If you want the Nanotex version, that’s the B-Safe Ultra (priced from $230-$600).
Britax recently introduced its SafeWash Fabric in Otto which is the only fabric that is machine washable (up to 30 washes) and does not contain any flame retardants. This fabric is naturally flame resistant due to the way the fabric is woven together.
The Bugaboo car seat is manufactured by Nuna (it’s the Nuna Pipa model). Their infant car seat is called the Turtle. They use merino wool for this particular car seat so that’s an added bonus! The turtle also has built-in adaptors to fit their base/strollers.
While these fabrics are Good Stuff, we cannot call them Best Stuff. Thunder and Slate fabrics:
- Use a polyester-based fabric.
- Include a cryptonized treatement, which creates a built-in moisture barrier for stain resistance.
- Are GreenGuard certified, which means they meet stringent chemical emissions requirements, such as being screened for various volatile organic compounds.

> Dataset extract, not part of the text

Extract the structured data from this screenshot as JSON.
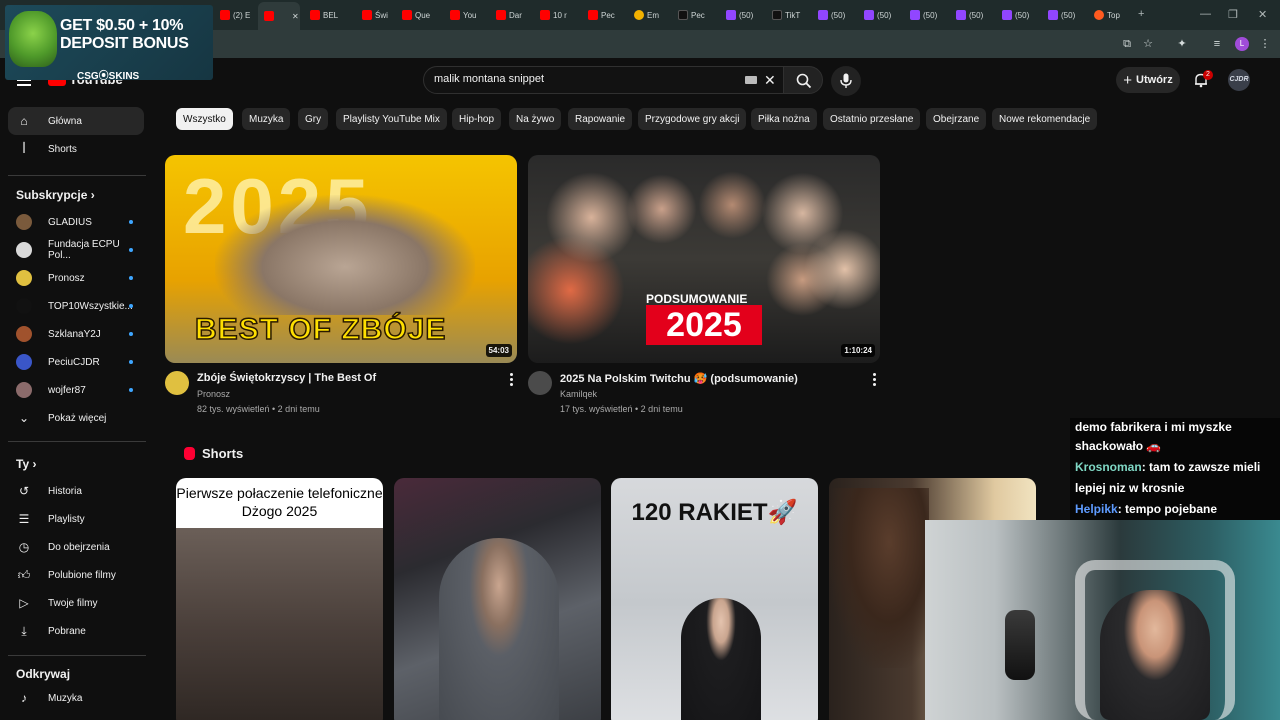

- Is treated with non-halogenated flame retardants.
If you choose a Clek in Carbon or Chrome, you’ll be getting a jersey knit fabric that is treated with non-halogenated flame retardants but no stain-repelling treatments. It does not have any additional certifications.
The Pipa car seat is the only one that can be used with or without a base and therefore is great for airplane travel.
The fabric on the Rava is a bamboo/polyester blend, and the foam is EPO, which means no flame retardant chemicals are necessary.
The G5 comes in fabric from mills that are certified by the Oeko-Tex Standard 100. This seat also:
- Is Prop-65 compliant and meets California’s AB1108 material standards.
- 100% polyester.
- Is not treated with any stain-repellent chemicals or sprays.
- They use EPP foam and non-halogenated flame retardants (phosphorus-based).
Stokke sells one car seat and it manufactured by Nuna. It’s the same as the Pipa. The only difference with this car seat is that it contains built-in adaptors to fit their base/strollers.
The Okay Stuff
These models are made of 100% polyester and treated with a phosphate-based flame retardant.
Like the Bryce and Jake, these two fabrics are made of 100% polyester and treated with a phosphate-based flame retardant.
The Bad Stuff
Graco has several car seats at various price points. Generally, the fabric and filling materials utilized on Graco’s car seats are treated with halogenated and/or phosphorus based flame retardant chemicals in order to meet federal regulations. Graco did not provide any accreditations for chemical safety.
Safety 1st, Maxi-Cosi, Cosco, and Disney Baby car seats are all manufactured by a Dorel Juvenile Group. We were unable to get very much information from them. It seems that they do prohibit halogenated flame retardants, but they do use other types of flame retardants.
They state that they’ve designed these car seats with a wool-free fabric called Pure Cosi, but we don’t understand how they achieve this without chemicals. We need more information before we can call these Good Stuff.